What is required
Copy the records below exactly, but leave out any picture they contain.

Data for analysis
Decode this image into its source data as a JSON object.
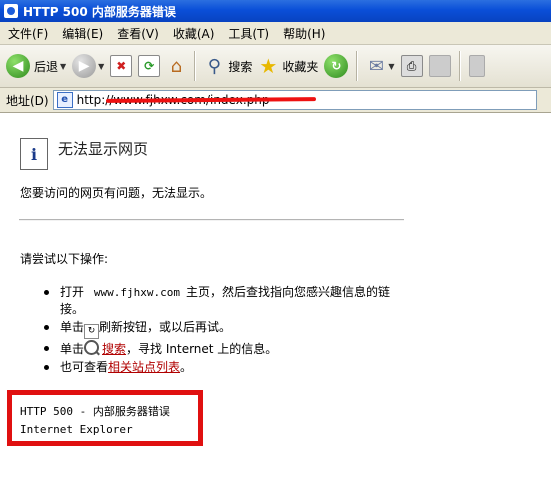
{
  "window": {
    "title": "HTTP 500 内部服务器错误"
  },
  "menu": [
    "文件(F)",
    "编辑(E)",
    "查看(V)",
    "收藏(A)",
    "工具(T)",
    "帮助(H)"
  ],
  "toolbar": {
    "back_label": "后退",
    "search_label": "搜索",
    "favorites_label": "收藏夹"
  },
  "address": {
    "label": "地址(D)",
    "url": "http://www.fjhxw.com/index.php"
  },
  "error": {
    "title": "无法显示网页",
    "description": "您要访问的网页有问题，无法显示。",
    "try_label": "请尝试以下操作:",
    "items": {
      "open_prefix": "打开",
      "site": "www.fjhxw.com",
      "open_suffix": "主页，然后查找指向您感兴趣信息的链接。",
      "click_prefix": "单击",
      "refresh_text": "刷新按钮，或以后再试。",
      "search_prefix": "单击",
      "search_link": "搜索",
      "search_suffix": "，寻找 Internet 上的信息。",
      "related_prefix": "也可查看",
      "related_link": "相关站点列表",
      "related_suffix": "。"
    },
    "status_code": "HTTP 500 - 内部服务器错误",
    "browser": "Internet Explorer"
  },
  "colors": {
    "titlebar": "#0a4fd8",
    "highlight": "#e01010",
    "link": "#b00000"
  }
}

Exercise solution
Decode this image into its source data as a JSON object.
{
  "window": {
    "title": "HTTP 500 内部服务器错误"
  },
  "menu": [
    "文件(F)",
    "编辑(E)",
    "查看(V)",
    "收藏(A)",
    "工具(T)",
    "帮助(H)"
  ],
  "toolbar": {
    "back_label": "后退",
    "search_label": "搜索",
    "favorites_label": "收藏夹"
  },
  "address": {
    "label": "地址(D)",
    "url": "http://www.fjhxw.com/index.php"
  },
  "error": {
    "title": "无法显示网页",
    "description": "您要访问的网页有问题，无法显示。",
    "try_label": "请尝试以下操作:",
    "items": {
      "open_prefix": "打开",
      "site": "www.fjhxw.com",
      "open_suffix": "主页，然后查找指向您感兴趣信息的链接。",
      "click_prefix": "单击",
      "refresh_text": "刷新按钮，或以后再试。",
      "search_prefix": "单击",
      "search_link": "搜索",
      "search_suffix": "，寻找 Internet 上的信息。",
      "related_prefix": "也可查看",
      "related_link": "相关站点列表",
      "related_suffix": "。"
    },
    "status_code": "HTTP 500 - 内部服务器错误",
    "browser": "Internet Explorer"
  },
  "colors": {
    "titlebar": "#0a4fd8",
    "highlight": "#e01010",
    "link": "#b00000"
  }
}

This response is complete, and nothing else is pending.